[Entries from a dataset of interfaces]
=======

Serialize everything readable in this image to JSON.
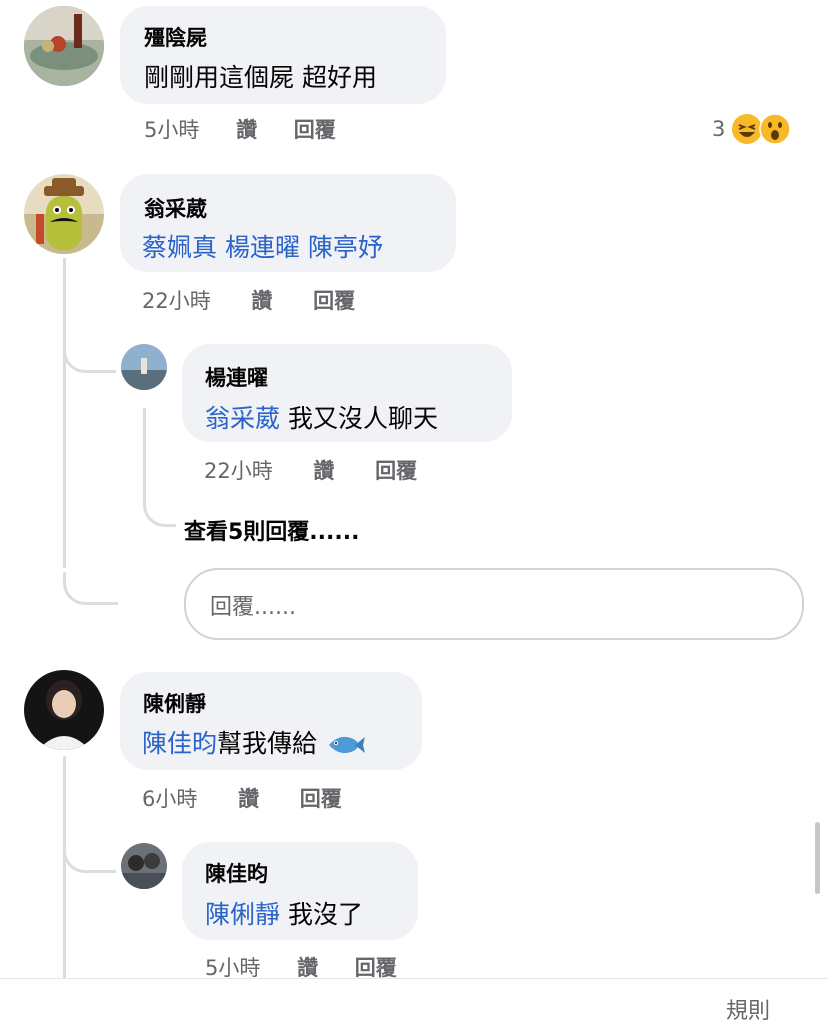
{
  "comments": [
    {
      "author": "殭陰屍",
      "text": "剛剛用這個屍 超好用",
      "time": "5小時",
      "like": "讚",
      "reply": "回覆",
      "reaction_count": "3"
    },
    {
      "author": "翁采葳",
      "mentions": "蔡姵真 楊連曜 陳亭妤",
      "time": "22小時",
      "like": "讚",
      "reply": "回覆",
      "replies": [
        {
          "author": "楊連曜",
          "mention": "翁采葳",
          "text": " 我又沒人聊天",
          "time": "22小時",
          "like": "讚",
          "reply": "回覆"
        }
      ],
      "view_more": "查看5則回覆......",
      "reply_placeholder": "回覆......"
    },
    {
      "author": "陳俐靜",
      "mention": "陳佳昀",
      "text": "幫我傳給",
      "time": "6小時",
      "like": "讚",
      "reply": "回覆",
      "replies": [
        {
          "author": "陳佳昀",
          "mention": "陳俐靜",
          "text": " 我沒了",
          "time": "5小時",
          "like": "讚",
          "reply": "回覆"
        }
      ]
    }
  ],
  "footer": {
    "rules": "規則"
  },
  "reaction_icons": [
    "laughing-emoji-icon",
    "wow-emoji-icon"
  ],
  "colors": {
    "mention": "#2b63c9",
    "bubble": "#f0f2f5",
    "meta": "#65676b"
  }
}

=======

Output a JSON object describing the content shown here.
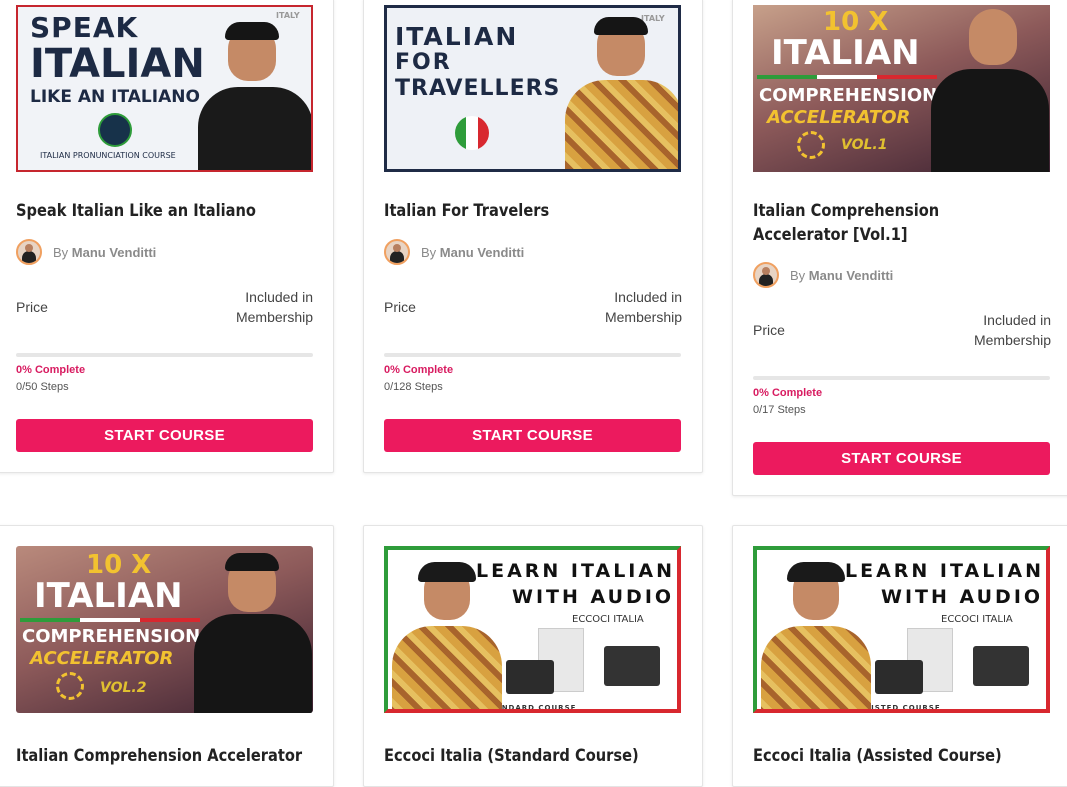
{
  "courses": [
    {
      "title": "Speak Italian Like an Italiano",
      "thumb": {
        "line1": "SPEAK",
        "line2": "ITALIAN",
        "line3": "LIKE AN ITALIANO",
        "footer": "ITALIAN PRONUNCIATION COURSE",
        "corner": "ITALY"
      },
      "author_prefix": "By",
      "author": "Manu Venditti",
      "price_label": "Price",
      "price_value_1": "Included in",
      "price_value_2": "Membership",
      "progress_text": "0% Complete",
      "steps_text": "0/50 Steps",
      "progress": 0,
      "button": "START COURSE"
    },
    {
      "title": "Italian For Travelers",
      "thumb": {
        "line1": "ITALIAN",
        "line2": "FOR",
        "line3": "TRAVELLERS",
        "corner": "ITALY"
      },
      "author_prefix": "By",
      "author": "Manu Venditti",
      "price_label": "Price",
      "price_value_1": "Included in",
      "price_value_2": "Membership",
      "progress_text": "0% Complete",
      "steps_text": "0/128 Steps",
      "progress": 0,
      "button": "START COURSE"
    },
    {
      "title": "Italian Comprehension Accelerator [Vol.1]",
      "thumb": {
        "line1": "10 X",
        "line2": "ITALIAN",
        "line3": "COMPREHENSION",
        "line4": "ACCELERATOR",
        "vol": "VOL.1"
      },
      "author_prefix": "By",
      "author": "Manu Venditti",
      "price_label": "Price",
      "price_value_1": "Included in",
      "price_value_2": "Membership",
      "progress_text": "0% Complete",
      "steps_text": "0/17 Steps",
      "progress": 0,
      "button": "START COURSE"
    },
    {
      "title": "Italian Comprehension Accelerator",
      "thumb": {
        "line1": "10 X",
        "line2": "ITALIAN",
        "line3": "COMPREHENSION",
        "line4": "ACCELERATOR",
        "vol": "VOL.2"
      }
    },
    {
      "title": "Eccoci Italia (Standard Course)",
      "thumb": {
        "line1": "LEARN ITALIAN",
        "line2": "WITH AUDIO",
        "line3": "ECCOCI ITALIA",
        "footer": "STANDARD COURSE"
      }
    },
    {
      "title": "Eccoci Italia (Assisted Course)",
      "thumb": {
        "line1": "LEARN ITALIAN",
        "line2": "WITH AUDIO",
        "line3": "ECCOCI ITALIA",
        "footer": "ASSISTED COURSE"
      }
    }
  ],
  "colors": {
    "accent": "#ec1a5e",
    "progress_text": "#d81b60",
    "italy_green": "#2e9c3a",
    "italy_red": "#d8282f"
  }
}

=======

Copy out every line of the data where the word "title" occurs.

→ ANSWER SECTION
      "title": "Speak Italian Like an Italiano",
      "title": "Italian For Travelers",
      "title": "Italian Comprehension Accelerator [Vol.1]",
      "title": "Italian Comprehension Accelerator",
      "title": "Eccoci Italia (Standard Course)",
      "title": "Eccoci Italia (Assisted Course)",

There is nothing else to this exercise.